The above preview is unformatted text

This student written piece of work is one of many that can be found in our GCSE The Merchant of Venice section.

Found what you're looking for?

  • Start learning 29% faster today
  • 150,000+ documents available
  • Just £6.99 a month

Not the one? Search for your essay title...
  • Join over 1.2 million students every month
  • Accelerate your learning by 29%
  • Unlimited access from just £6.99 per month

See related essaysSee related essays

Related GCSE The Merchant of Venice essays

  1. Background to the "Merchant of Venice."

    Sympathy would be greater than joy in 21st Century for Shylock but the Elizabethans would have no sympathy whatsoever. Portia continues and tells Shylock that the law states that he should now give half his possessions to the life he was going to seek.

  2. Is Shylock treated fairly?

    when you have cared and looked after them for their whole life? But wait, this isn't the case with Shylock's daughter, from what she has said, she hasn't been cared for and looked after. She is unhappy at home, therefore why should she stay when there is no lovingness.

  1. The Merchant of Venice is a racist play - Discuss

    This could have been his wife as it seems he was very close to her but she died, we know this because his most prized possession was a ring that he gave to her in Frankfurt but this was stolen by his daughter and traded for a monkey.

  2. Is 'The Merchant of Venice' a racist play?

    We can understand that Shylock had been waiting for the opportunity of getting on top of Antonio. We can see that Shylock now intended to use the bond as a way of getting revenge on Antonio, "I will feed fat the ancient grudge I bear him". This clearly depicts antipathy.

  1. How does Shakespeare portray character and relationships in Act 1 Scene 3 of 'The ...

    This is Shakespeare's way of portraying him as an outsider. This is a key scene because it establishes the main plot - the bond between Shylock and Antonio. This is the only thing that their relationship is based on. Shylock is also firmly established by the information we are given about his religion, profession and vengeful attitude.

  2. English - Merchant of Vencice

    This could be the act that changes the audience's thoughts of Antonio, from having sympathy for him in the first scene to now hating him for his unjust acts towards Shylock. This could show a contrast not between Shylock and Antonio but simply a contrast in the views of their relationship though the play.

  1. The Merchant of Venice.

    It is too often filled with traditional commonplace conceptions of the part, handed down from sire to son, and suited to the taste of the great vulgar and the small.-" 'Its an unweeded garden: things rank and gross do merely gender in it!"

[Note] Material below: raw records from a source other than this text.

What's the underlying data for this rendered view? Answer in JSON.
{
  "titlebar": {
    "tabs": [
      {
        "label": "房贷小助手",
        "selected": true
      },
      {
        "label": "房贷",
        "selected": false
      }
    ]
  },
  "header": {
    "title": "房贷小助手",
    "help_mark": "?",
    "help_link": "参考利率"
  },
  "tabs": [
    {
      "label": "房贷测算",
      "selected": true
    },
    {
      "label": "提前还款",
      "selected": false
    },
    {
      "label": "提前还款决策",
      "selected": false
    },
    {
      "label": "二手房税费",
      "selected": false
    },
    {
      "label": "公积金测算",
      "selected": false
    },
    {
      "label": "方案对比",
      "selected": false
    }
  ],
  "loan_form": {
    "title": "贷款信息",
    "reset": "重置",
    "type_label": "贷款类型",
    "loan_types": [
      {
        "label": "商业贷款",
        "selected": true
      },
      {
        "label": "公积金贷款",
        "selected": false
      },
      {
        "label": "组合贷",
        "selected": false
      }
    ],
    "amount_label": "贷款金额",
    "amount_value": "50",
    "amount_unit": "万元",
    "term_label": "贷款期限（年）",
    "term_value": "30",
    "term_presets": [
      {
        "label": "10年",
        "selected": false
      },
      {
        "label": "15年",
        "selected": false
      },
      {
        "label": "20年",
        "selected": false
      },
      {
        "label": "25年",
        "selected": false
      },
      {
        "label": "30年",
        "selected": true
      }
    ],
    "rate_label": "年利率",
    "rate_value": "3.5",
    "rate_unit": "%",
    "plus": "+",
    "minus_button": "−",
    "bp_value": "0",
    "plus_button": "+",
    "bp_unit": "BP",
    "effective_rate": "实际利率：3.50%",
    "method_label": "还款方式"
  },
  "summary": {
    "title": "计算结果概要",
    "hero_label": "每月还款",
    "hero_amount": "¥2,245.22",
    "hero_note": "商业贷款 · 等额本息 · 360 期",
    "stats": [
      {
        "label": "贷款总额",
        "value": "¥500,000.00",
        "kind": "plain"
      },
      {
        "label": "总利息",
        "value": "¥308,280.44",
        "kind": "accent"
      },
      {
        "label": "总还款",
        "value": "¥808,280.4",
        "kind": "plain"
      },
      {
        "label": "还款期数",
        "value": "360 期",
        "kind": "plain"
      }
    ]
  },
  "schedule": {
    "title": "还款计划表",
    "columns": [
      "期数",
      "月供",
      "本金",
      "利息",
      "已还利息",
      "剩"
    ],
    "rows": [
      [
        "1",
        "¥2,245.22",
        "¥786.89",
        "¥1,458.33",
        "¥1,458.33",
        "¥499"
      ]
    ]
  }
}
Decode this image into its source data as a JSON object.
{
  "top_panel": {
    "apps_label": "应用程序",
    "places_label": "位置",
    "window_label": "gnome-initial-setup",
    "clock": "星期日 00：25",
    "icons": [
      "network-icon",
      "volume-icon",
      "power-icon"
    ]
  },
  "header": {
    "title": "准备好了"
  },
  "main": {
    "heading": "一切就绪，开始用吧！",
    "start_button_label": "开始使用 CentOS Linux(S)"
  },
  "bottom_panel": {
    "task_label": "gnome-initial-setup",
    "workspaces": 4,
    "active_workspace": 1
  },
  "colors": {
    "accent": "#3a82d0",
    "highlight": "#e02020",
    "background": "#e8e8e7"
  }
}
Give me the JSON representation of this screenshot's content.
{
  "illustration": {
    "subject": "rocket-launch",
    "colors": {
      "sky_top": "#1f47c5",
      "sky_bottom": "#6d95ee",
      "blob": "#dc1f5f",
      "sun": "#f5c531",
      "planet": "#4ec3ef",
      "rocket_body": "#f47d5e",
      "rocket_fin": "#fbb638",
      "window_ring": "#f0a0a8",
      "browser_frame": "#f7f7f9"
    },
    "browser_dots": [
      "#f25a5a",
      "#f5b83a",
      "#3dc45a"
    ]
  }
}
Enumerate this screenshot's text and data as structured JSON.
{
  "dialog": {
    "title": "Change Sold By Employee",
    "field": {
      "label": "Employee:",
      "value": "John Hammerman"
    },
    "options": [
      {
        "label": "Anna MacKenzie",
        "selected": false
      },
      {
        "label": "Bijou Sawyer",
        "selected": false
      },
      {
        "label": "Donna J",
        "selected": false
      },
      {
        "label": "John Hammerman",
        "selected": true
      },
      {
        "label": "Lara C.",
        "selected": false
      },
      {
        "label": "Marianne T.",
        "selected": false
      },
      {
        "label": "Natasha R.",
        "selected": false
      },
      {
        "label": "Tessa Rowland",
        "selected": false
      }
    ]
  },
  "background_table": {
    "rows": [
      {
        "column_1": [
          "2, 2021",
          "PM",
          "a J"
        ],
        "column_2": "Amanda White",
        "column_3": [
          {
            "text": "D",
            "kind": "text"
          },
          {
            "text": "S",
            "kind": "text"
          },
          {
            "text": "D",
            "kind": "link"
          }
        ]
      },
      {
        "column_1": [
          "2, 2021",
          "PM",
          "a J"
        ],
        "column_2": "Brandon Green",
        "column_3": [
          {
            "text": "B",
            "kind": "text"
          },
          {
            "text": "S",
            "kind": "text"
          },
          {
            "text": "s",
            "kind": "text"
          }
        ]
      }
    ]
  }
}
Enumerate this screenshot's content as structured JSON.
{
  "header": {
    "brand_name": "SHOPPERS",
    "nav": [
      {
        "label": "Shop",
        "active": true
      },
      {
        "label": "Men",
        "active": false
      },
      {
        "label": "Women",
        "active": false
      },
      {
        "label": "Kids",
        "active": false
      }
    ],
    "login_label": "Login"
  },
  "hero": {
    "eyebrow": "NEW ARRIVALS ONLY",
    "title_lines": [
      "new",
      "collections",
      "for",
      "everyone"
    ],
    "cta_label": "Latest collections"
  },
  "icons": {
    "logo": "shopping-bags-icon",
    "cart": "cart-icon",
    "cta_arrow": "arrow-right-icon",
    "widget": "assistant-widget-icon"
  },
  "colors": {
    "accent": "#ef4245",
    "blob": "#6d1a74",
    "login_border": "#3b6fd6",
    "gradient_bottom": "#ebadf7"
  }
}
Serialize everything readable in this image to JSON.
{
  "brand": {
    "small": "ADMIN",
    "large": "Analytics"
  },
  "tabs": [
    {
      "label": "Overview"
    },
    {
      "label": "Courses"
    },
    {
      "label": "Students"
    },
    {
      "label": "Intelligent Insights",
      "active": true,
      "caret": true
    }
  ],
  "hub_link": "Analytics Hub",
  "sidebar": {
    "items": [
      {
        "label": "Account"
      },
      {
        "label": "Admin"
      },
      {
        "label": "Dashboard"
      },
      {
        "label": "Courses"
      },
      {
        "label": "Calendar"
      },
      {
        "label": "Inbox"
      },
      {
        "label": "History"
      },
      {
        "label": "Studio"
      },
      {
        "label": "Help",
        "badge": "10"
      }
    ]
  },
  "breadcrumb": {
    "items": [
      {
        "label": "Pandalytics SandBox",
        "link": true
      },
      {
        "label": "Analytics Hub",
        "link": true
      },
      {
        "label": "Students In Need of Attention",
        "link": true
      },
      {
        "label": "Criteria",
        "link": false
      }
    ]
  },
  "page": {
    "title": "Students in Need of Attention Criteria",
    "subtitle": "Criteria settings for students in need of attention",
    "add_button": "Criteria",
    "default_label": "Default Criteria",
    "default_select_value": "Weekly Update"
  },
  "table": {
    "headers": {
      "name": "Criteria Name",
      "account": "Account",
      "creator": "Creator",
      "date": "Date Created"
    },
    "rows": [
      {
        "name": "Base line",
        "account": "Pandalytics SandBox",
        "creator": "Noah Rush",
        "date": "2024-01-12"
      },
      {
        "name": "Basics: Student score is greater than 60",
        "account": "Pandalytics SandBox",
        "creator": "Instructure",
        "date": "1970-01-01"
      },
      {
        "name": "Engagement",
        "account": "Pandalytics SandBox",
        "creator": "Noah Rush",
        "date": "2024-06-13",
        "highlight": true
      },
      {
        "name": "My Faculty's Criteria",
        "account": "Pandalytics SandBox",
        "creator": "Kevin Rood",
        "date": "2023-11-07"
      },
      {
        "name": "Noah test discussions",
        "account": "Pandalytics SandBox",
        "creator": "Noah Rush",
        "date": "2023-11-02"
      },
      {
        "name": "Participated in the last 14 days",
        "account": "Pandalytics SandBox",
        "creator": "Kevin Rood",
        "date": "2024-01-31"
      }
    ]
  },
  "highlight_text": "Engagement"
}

  2. Is the Merchant of venice a racist play?

    hatred He says to Antonio "Fair Sir, you spat on me on Wednesday last; You spurned me such a day; another time You called me dog; and for these courtesies I'll lend you thus much moneys"? It could be argued that in view of Antonio's actions and comments towards Shylock, Shylock's racism is justified.

  • Over 160,000 pieces
    of student written work
  • Annotated by
    experienced teachers
  • Ideas and feedback to
    improve your own work